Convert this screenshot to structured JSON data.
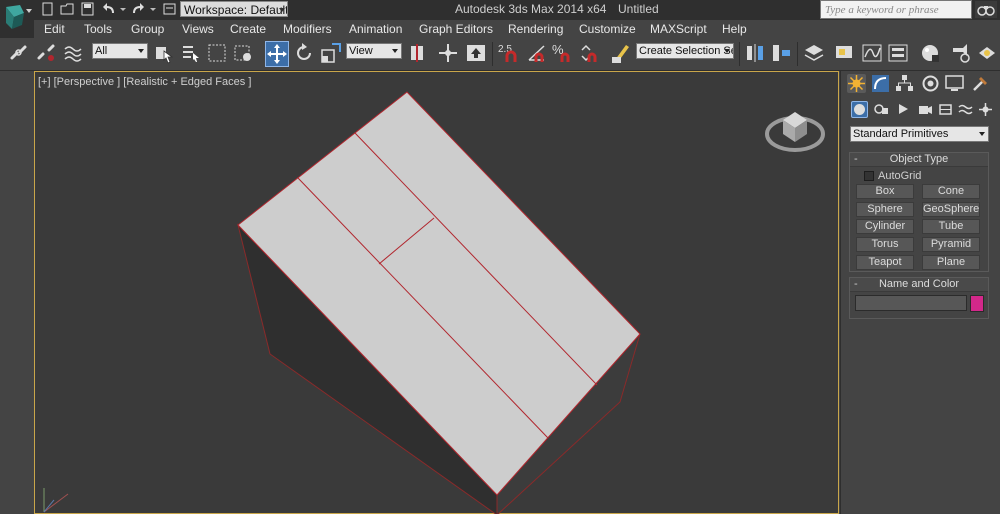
{
  "titlebar": {
    "workspace_label": "Workspace: Default",
    "app_title": "Autodesk 3ds Max  2014 x64",
    "document_title": "Untitled",
    "search_placeholder": "Type a keyword or phrase"
  },
  "menu": {
    "items": [
      "Edit",
      "Tools",
      "Group",
      "Views",
      "Create",
      "Modifiers",
      "Animation",
      "Graph Editors",
      "Rendering",
      "Customize",
      "MAXScript",
      "Help"
    ]
  },
  "toolbar": {
    "selection_filter": "All",
    "reference_coord": "View",
    "named_selection_set": "Create Selection Se",
    "snap_angle_label": "2.5",
    "percent_snap_label": "%"
  },
  "viewport": {
    "label": "[+] [Perspective ] [Realistic + Edged Faces ]"
  },
  "command_panel": {
    "primitive_type": "Standard Primitives",
    "object_type_title": "Object Type",
    "autogrid_label": "AutoGrid",
    "buttons": [
      "Box",
      "Cone",
      "Sphere",
      "GeoSphere",
      "Cylinder",
      "Tube",
      "Torus",
      "Pyramid",
      "Teapot",
      "Plane"
    ],
    "name_color_title": "Name and Color",
    "object_color": "#d3288a"
  },
  "colors": {
    "viewport_border": "#c9a64a",
    "active_button": "#3c6ea8",
    "edge_highlight": "#b1262e"
  }
}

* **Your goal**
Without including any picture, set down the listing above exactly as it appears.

* **Written solution**
Convert this screenshot to structured JSON data.
{
  "titlebar": {
    "workspace_label": "Workspace: Default",
    "app_title": "Autodesk 3ds Max  2014 x64",
    "document_title": "Untitled",
    "search_placeholder": "Type a keyword or phrase"
  },
  "menu": {
    "items": [
      "Edit",
      "Tools",
      "Group",
      "Views",
      "Create",
      "Modifiers",
      "Animation",
      "Graph Editors",
      "Rendering",
      "Customize",
      "MAXScript",
      "Help"
    ]
  },
  "toolbar": {
    "selection_filter": "All",
    "reference_coord": "View",
    "named_selection_set": "Create Selection Se",
    "snap_angle_label": "2.5",
    "percent_snap_label": "%"
  },
  "viewport": {
    "label": "[+] [Perspective ] [Realistic + Edged Faces ]"
  },
  "command_panel": {
    "primitive_type": "Standard Primitives",
    "object_type_title": "Object Type",
    "autogrid_label": "AutoGrid",
    "buttons": [
      "Box",
      "Cone",
      "Sphere",
      "GeoSphere",
      "Cylinder",
      "Tube",
      "Torus",
      "Pyramid",
      "Teapot",
      "Plane"
    ],
    "name_color_title": "Name and Color",
    "object_color": "#d3288a"
  },
  "colors": {
    "viewport_border": "#c9a64a",
    "active_button": "#3c6ea8",
    "edge_highlight": "#b1262e"
  }
}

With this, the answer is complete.